What was your biggest challenge?
My biggest challenge was that we couldn’t find one of the raw materials essential for soap making. Coconut oil is difficult to get but it’s a very important ingredient. You can use olive oil but they don’t have that in Haiti. You’d think there would be a lot of coconuts since Haiti is a tropical island. But in Mirebalais, which is in the central region of the country, coconuts are hard to find and expensive, plus we had to press the oil by hand. The women are already working on potential long-term solutions, possibly by planting their own coconut trees.
Tell us about Fleurette Dubuisson and Estele Clervil, the women who wanted to attend the ATA Market Readiness Program at NY Now in August.

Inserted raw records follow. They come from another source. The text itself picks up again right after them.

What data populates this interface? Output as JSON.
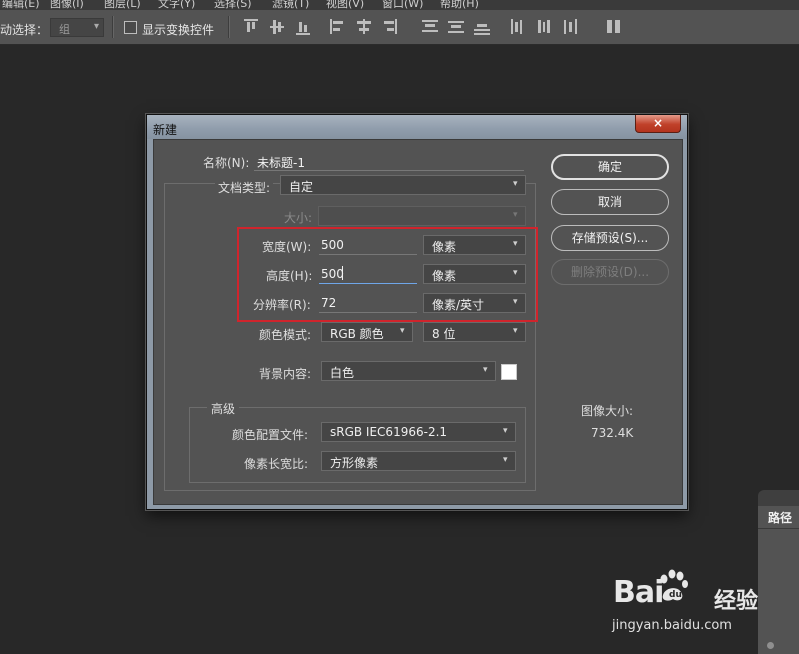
{
  "menubar": {
    "items": [
      "编辑(E)",
      "图像(I)",
      "图层(L)",
      "文字(Y)",
      "选择(S)",
      "滤镜(T)",
      "视图(V)",
      "窗口(W)",
      "帮助(H)"
    ]
  },
  "options_bar": {
    "auto_select_label": "动选择：",
    "auto_select_value": "组",
    "show_transform_label": "显示变换控件",
    "show_transform_checked": false
  },
  "right_panel": {
    "tab_label": "路径"
  },
  "dialog": {
    "title": "新建",
    "close_symbol": "×",
    "name_label": "名称(N):",
    "name_value": "未标题-1",
    "preset_label": "文档类型:",
    "preset_value": "自定",
    "size_label": "大小:",
    "size_value": "",
    "width_label": "宽度(W):",
    "width_value": "500",
    "width_unit": "像素",
    "height_label": "高度(H):",
    "height_value": "500",
    "height_unit": "像素",
    "resolution_label": "分辨率(R):",
    "resolution_value": "72",
    "resolution_unit": "像素/英寸",
    "color_mode_label": "颜色模式:",
    "color_mode_value": "RGB 颜色",
    "bit_depth_value": "8 位",
    "background_label": "背景内容:",
    "background_value": "白色",
    "background_swatch": "#ffffff",
    "advanced_label": "高级",
    "color_profile_label": "颜色配置文件:",
    "color_profile_value": "sRGB IEC61966-2.1",
    "pixel_aspect_label": "像素长宽比:",
    "pixel_aspect_value": "方形像素",
    "image_size_label": "图像大小:",
    "image_size_value": "732.4K",
    "buttons": {
      "ok": "确定",
      "cancel": "取消",
      "save_preset": "存储预设(S)...",
      "delete_preset": "删除预设(D)..."
    },
    "highlight_color": "#d0242c"
  },
  "watermark": {
    "brand": "Bai",
    "brand_suffix": "经验",
    "url": "jingyan.baidu.com"
  }
}
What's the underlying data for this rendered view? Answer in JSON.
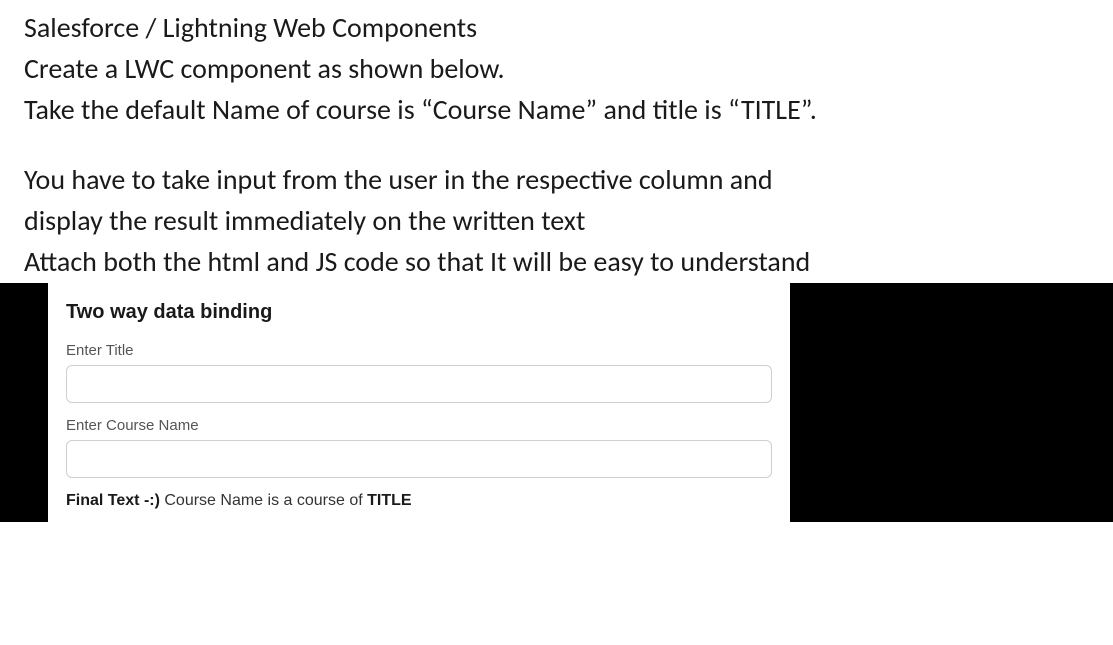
{
  "doc": {
    "line1": "Salesforce / Lightning Web Components",
    "line2": "Create a LWC component as shown below.",
    "line3": "Take the default Name of course is “Course Name” and title is “TITLE”.",
    "line4": "You have to take input from the user in the respective column and",
    "line5": "display the result immediately on the written text",
    "line6": "Attach both the html and JS code so that It will be easy to understand"
  },
  "card": {
    "heading": "Two way data binding",
    "title_label": "Enter Title",
    "title_value": "",
    "course_label": "Enter Course Name",
    "course_value": "",
    "final_prefix": "Final Text -:) ",
    "final_course": "Course Name",
    "final_mid": " is a course of ",
    "final_title": "TITLE"
  }
}
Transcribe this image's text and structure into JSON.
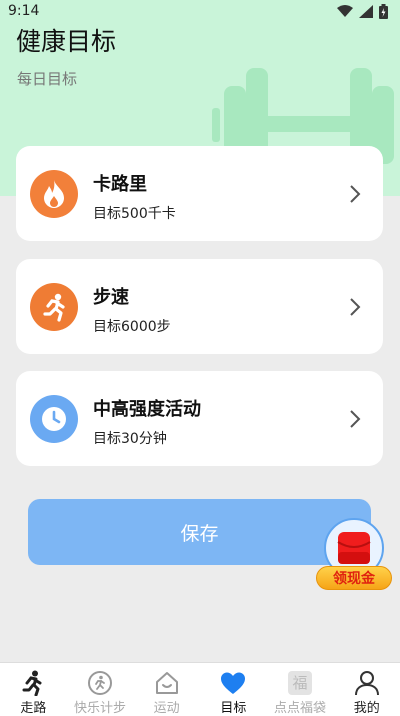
{
  "status_bar": {
    "time": "9:14"
  },
  "header": {
    "title": "健康目标",
    "subtitle": "每日目标"
  },
  "cards": [
    {
      "title": "卡路里",
      "goal": "目标500千卡",
      "icon": "flame-icon",
      "color": "#f2803a"
    },
    {
      "title": "步速",
      "goal": "目标6000步",
      "icon": "running-person-icon",
      "color": "#ef7c34"
    },
    {
      "title": "中高强度活动",
      "goal": "目标30分钟",
      "icon": "clock-icon",
      "color": "#6aa9f2"
    }
  ],
  "save_button": {
    "label": "保存"
  },
  "promo": {
    "label": "领现金"
  },
  "tabbar": {
    "items": [
      {
        "label": "走路",
        "icon": "walking-person-icon"
      },
      {
        "label": "快乐计步",
        "icon": "pedometer-icon"
      },
      {
        "label": "运动",
        "icon": "house-smile-icon"
      },
      {
        "label": "目标",
        "icon": "heart-icon"
      },
      {
        "label": "点点福袋",
        "icon": "fortune-bag-icon",
        "icon_text": "福"
      },
      {
        "label": "我的",
        "icon": "person-icon"
      }
    ]
  },
  "colors": {
    "accent_blue": "#1e7ff0",
    "header_green": "#c9f4d9",
    "save_button": "#7db6f4"
  }
}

Fleurette is a dynamic activist in Mirebalais. She’s part of many women’s associations, has trained a lot of groups, helping them better themselves, especially in education and early childhood development. She’s someone I really admire. She knows how to make things happen. I could say that even though I did the training and everything, without Fleurette, it wouldn’t have been possible. Estele, on the other hand, is more quiet, reserved and calm but she knows what she wants. She’s a business-minded person. She has been making crafts and bracelets for probably seven years and sells them in different stores in Haiti by herself. Even though she didn’t have any formal training, her business is doing well.
Although Fleurette and Estele weren’t able to attend the Market Readiness Program this August, they still have a chance to attend the next one in February. Why do you think is this important for them to participate in?
In the early 2000s, I participated in a training similar to this. I gained a tremendous amount of knowledge that I still use to this day as a craftsperson and a businesswoman. I still have a book that I received back then, which I use now as a reference book. I think Fleurette and Estele are capable of gaining a lot from the Market Readiness Program. It will give them the opportunity to learn skills and product diversification directly in the market so that they can take their business to the next level.
What do we expect to see from you and the women in the future?
As a result of the workshop, the women and I turned our relationship into a business partnership. After we finished the training and made enough soaps, I sold them to my customers in the Caribbean and the US. I decided that they should continue making soaps for my company. Now, they’ll be building their own business and making their own soaps. In turn, I’ll buy and sell them under my company, Belzeb. It’s a great way for them to sell to a broader market.
As mentioned in the first story about our Haiti project, the women were interviewed by a local radio and TV station. We’ll be posting footage from that in the near future. Please look out for that!
For more information about our Haiti project, please contact our Director of Program Management and Development, Monika Steinberger: email@example.com